| Directions for this task |
Would you reproduce each line below exactly, leaving every picture out?

[Start of Attachment]

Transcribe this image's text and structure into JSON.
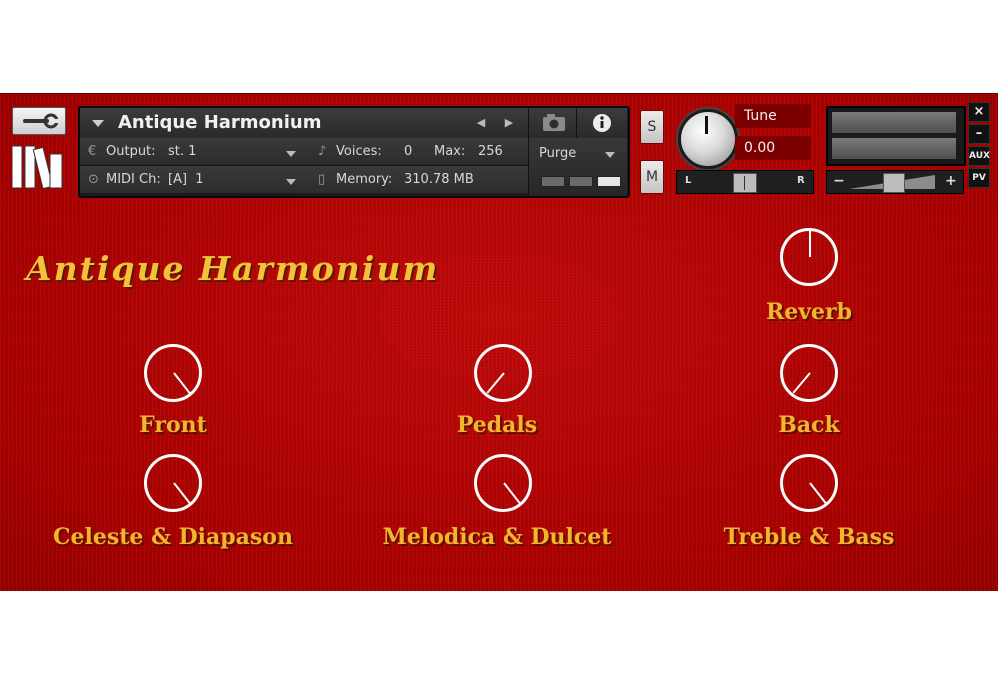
{
  "header": {
    "instrument_name": "Antique Harmonium",
    "output_label": "Output:",
    "output_value": "st. 1",
    "midi_label": "MIDI Ch:",
    "midi_value": "[A]  1",
    "voices_label": "Voices:",
    "voices_value": "0",
    "max_label": "Max:",
    "max_value": "256",
    "memory_label": "Memory:",
    "memory_value": "310.78 MB",
    "purge_label": "Purge",
    "solo_label": "S",
    "mute_label": "M",
    "tune_label": "Tune",
    "tune_value": "0.00",
    "pan_left": "L",
    "pan_right": "R",
    "vol_minus": "−",
    "vol_plus": "+",
    "close_label": "×",
    "minimize_label": "–",
    "aux_label": "AUX",
    "pv_label": "PV"
  },
  "main": {
    "title": "Antique Harmonium",
    "knobs": [
      {
        "label": "Reverb"
      },
      {
        "label": "Front"
      },
      {
        "label": "Pedals"
      },
      {
        "label": "Back"
      },
      {
        "label": "Celeste & Diapason"
      },
      {
        "label": "Melodica & Dulcet"
      },
      {
        "label": "Treble & Bass"
      }
    ]
  },
  "colors": {
    "background": "#b00000",
    "label_gold": "#f3b52e"
  }
}
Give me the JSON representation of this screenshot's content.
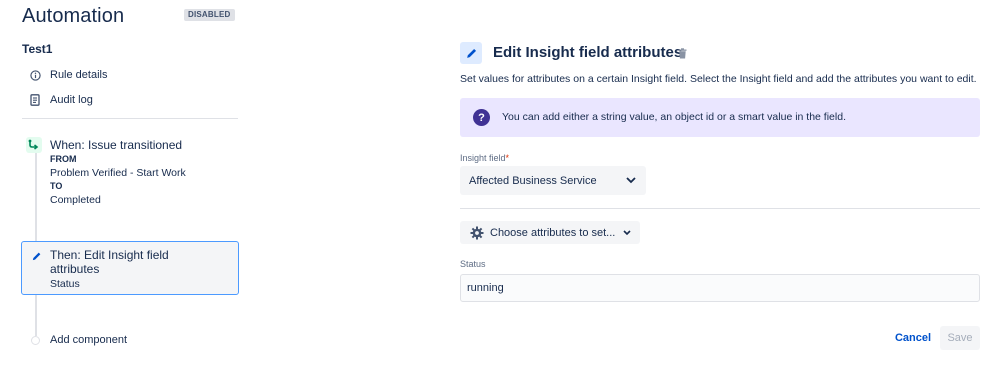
{
  "header": {
    "title": "Automation",
    "status_badge": "DISABLED"
  },
  "rule": {
    "name": "Test1",
    "links": [
      {
        "label": "Rule details",
        "icon": "info-icon"
      },
      {
        "label": "Audit log",
        "icon": "document-icon"
      }
    ]
  },
  "trigger": {
    "title": "When: Issue transitioned",
    "from_key": "FROM",
    "from_value": "Problem Verified - Start Work",
    "to_key": "TO",
    "to_value": "Completed",
    "icon": "transition-icon",
    "icon_color": "#00875a"
  },
  "action": {
    "title": "Then: Edit Insight field attributes",
    "subtitle": "Status",
    "icon": "pencil-icon",
    "selected_border_color": "#4c9aff"
  },
  "add_component": {
    "label": "Add component"
  },
  "editor": {
    "title": "Edit Insight field attributes",
    "description": "Set values for attributes on a certain Insight field. Select the Insight field and add the attributes you want to edit.",
    "info_text": "You can add either a string value, an object id or a smart value in the field.",
    "info_icon_glyph": "?",
    "insight_field_label": "Insight field",
    "required_marker": "*",
    "insight_field_value": "Affected Business Service",
    "choose_attributes_label": "Choose attributes to set...",
    "status_label": "Status",
    "status_value": "running",
    "cancel_label": "Cancel",
    "save_label": "Save"
  },
  "colors": {
    "brand_blue": "#0052cc",
    "info_panel_bg": "#eae6ff",
    "info_icon_bg": "#403294",
    "required_red": "#de350b"
  }
}
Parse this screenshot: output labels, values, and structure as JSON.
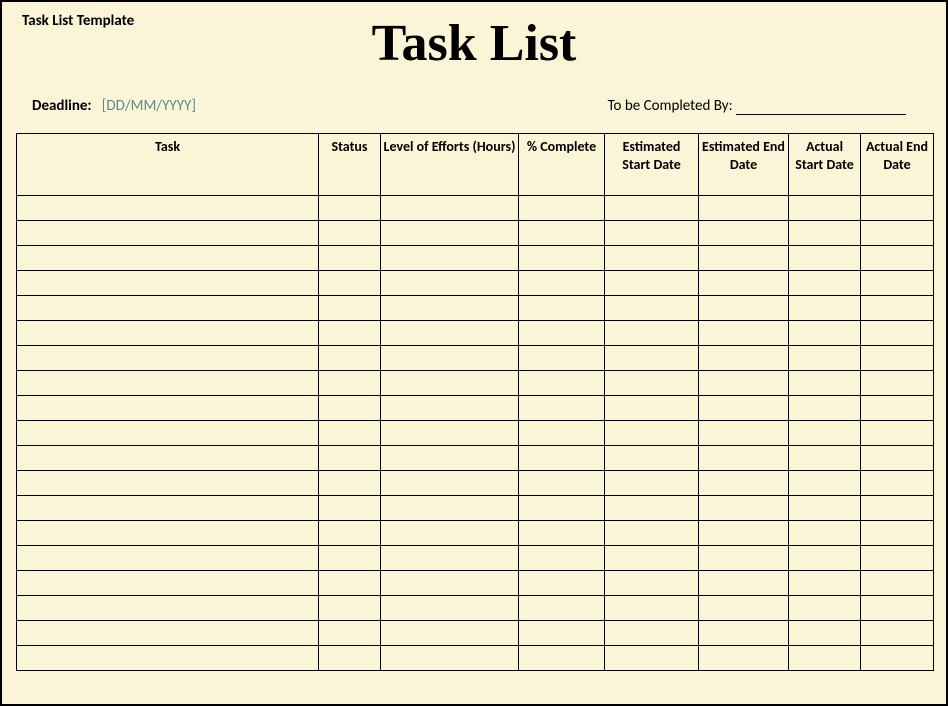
{
  "header": {
    "template_label": "Task List Template",
    "title": "Task List"
  },
  "meta": {
    "deadline_label": "Deadline:",
    "deadline_placeholder": "[DD/MM/YYYY]",
    "completed_by_label": "To be Completed  By:"
  },
  "columns": [
    "Task",
    "Status",
    "Level of Efforts (Hours)",
    "% Complete",
    "Estimated Start Date",
    "Estimated End Date",
    "Actual Start Date",
    "Actual End Date"
  ],
  "rows": [
    [
      "",
      "",
      "",
      "",
      "",
      "",
      "",
      ""
    ],
    [
      "",
      "",
      "",
      "",
      "",
      "",
      "",
      ""
    ],
    [
      "",
      "",
      "",
      "",
      "",
      "",
      "",
      ""
    ],
    [
      "",
      "",
      "",
      "",
      "",
      "",
      "",
      ""
    ],
    [
      "",
      "",
      "",
      "",
      "",
      "",
      "",
      ""
    ],
    [
      "",
      "",
      "",
      "",
      "",
      "",
      "",
      ""
    ],
    [
      "",
      "",
      "",
      "",
      "",
      "",
      "",
      ""
    ],
    [
      "",
      "",
      "",
      "",
      "",
      "",
      "",
      ""
    ],
    [
      "",
      "",
      "",
      "",
      "",
      "",
      "",
      ""
    ],
    [
      "",
      "",
      "",
      "",
      "",
      "",
      "",
      ""
    ],
    [
      "",
      "",
      "",
      "",
      "",
      "",
      "",
      ""
    ],
    [
      "",
      "",
      "",
      "",
      "",
      "",
      "",
      ""
    ],
    [
      "",
      "",
      "",
      "",
      "",
      "",
      "",
      ""
    ],
    [
      "",
      "",
      "",
      "",
      "",
      "",
      "",
      ""
    ],
    [
      "",
      "",
      "",
      "",
      "",
      "",
      "",
      ""
    ],
    [
      "",
      "",
      "",
      "",
      "",
      "",
      "",
      ""
    ],
    [
      "",
      "",
      "",
      "",
      "",
      "",
      "",
      ""
    ],
    [
      "",
      "",
      "",
      "",
      "",
      "",
      "",
      ""
    ],
    [
      "",
      "",
      "",
      "",
      "",
      "",
      "",
      ""
    ]
  ]
}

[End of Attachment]

| Exercise response |
Transcribe this image's text and structure into JSON.
{
  "header": {
    "instrument_name": "Antique Harmonium",
    "output_label": "Output:",
    "output_value": "st. 1",
    "midi_label": "MIDI Ch:",
    "midi_value": "[A]  1",
    "voices_label": "Voices:",
    "voices_value": "0",
    "max_label": "Max:",
    "max_value": "256",
    "memory_label": "Memory:",
    "memory_value": "310.78 MB",
    "purge_label": "Purge",
    "solo_label": "S",
    "mute_label": "M",
    "tune_label": "Tune",
    "tune_value": "0.00",
    "pan_left": "L",
    "pan_right": "R",
    "vol_minus": "−",
    "vol_plus": "+",
    "close_label": "×",
    "minimize_label": "–",
    "aux_label": "AUX",
    "pv_label": "PV"
  },
  "main": {
    "title": "Antique Harmonium",
    "knobs": [
      {
        "label": "Reverb"
      },
      {
        "label": "Front"
      },
      {
        "label": "Pedals"
      },
      {
        "label": "Back"
      },
      {
        "label": "Celeste & Diapason"
      },
      {
        "label": "Melodica & Dulcet"
      },
      {
        "label": "Treble & Bass"
      }
    ]
  },
  "colors": {
    "background": "#b00000",
    "label_gold": "#f3b52e"
  }
}
Give me the JSON representation of this screenshot's content.
{
  "header": {
    "title": "Automation",
    "status_badge": "DISABLED"
  },
  "rule": {
    "name": "Test1",
    "links": [
      {
        "label": "Rule details",
        "icon": "info-icon"
      },
      {
        "label": "Audit log",
        "icon": "document-icon"
      }
    ]
  },
  "trigger": {
    "title": "When: Issue transitioned",
    "from_key": "FROM",
    "from_value": "Problem Verified - Start Work",
    "to_key": "TO",
    "to_value": "Completed",
    "icon": "transition-icon",
    "icon_color": "#00875a"
  },
  "action": {
    "title": "Then: Edit Insight field attributes",
    "subtitle": "Status",
    "icon": "pencil-icon",
    "selected_border_color": "#4c9aff"
  },
  "add_component": {
    "label": "Add component"
  },
  "editor": {
    "title": "Edit Insight field attributes",
    "description": "Set values for attributes on a certain Insight field. Select the Insight field and add the attributes you want to edit.",
    "info_text": "You can add either a string value, an object id or a smart value in the field.",
    "info_icon_glyph": "?",
    "insight_field_label": "Insight field",
    "required_marker": "*",
    "insight_field_value": "Affected Business Service",
    "choose_attributes_label": "Choose attributes to set...",
    "status_label": "Status",
    "status_value": "running",
    "cancel_label": "Cancel",
    "save_label": "Save"
  },
  "colors": {
    "brand_blue": "#0052cc",
    "info_panel_bg": "#eae6ff",
    "info_icon_bg": "#403294",
    "required_red": "#de350b"
  }
}
Parse this screenshot: output labels, values, and structure as JSON.
{
  "header": {
    "template_label": "Task List Template",
    "title": "Task List"
  },
  "meta": {
    "deadline_label": "Deadline:",
    "deadline_placeholder": "[DD/MM/YYYY]",
    "completed_by_label": "To be Completed  By:"
  },
  "columns": [
    "Task",
    "Status",
    "Level of Efforts (Hours)",
    "% Complete",
    "Estimated Start Date",
    "Estimated End Date",
    "Actual Start Date",
    "Actual End Date"
  ],
  "rows": [
    [
      "",
      "",
      "",
      "",
      "",
      "",
      "",
      ""
    ],
    [
      "",
      "",
      "",
      "",
      "",
      "",
      "",
      ""
    ],
    [
      "",
      "",
      "",
      "",
      "",
      "",
      "",
      ""
    ],
    [
      "",
      "",
      "",
      "",
      "",
      "",
      "",
      ""
    ],
    [
      "",
      "",
      "",
      "",
      "",
      "",
      "",
      ""
    ],
    [
      "",
      "",
      "",
      "",
      "",
      "",
      "",
      ""
    ],
    [
      "",
      "",
      "",
      "",
      "",
      "",
      "",
      ""
    ],
    [
      "",
      "",
      "",
      "",
      "",
      "",
      "",
      ""
    ],
    [
      "",
      "",
      "",
      "",
      "",
      "",
      "",
      ""
    ],
    [
      "",
      "",
      "",
      "",
      "",
      "",
      "",
      ""
    ],
    [
      "",
      "",
      "",
      "",
      "",
      "",
      "",
      ""
    ],
    [
      "",
      "",
      "",
      "",
      "",
      "",
      "",
      ""
    ],
    [
      "",
      "",
      "",
      "",
      "",
      "",
      "",
      ""
    ],
    [
      "",
      "",
      "",
      "",
      "",
      "",
      "",
      ""
    ],
    [
      "",
      "",
      "",
      "",
      "",
      "",
      "",
      ""
    ],
    [
      "",
      "",
      "",
      "",
      "",
      "",
      "",
      ""
    ],
    [
      "",
      "",
      "",
      "",
      "",
      "",
      "",
      ""
    ],
    [
      "",
      "",
      "",
      "",
      "",
      "",
      "",
      ""
    ],
    [
      "",
      "",
      "",
      "",
      "",
      "",
      "",
      ""
    ]
  ]
}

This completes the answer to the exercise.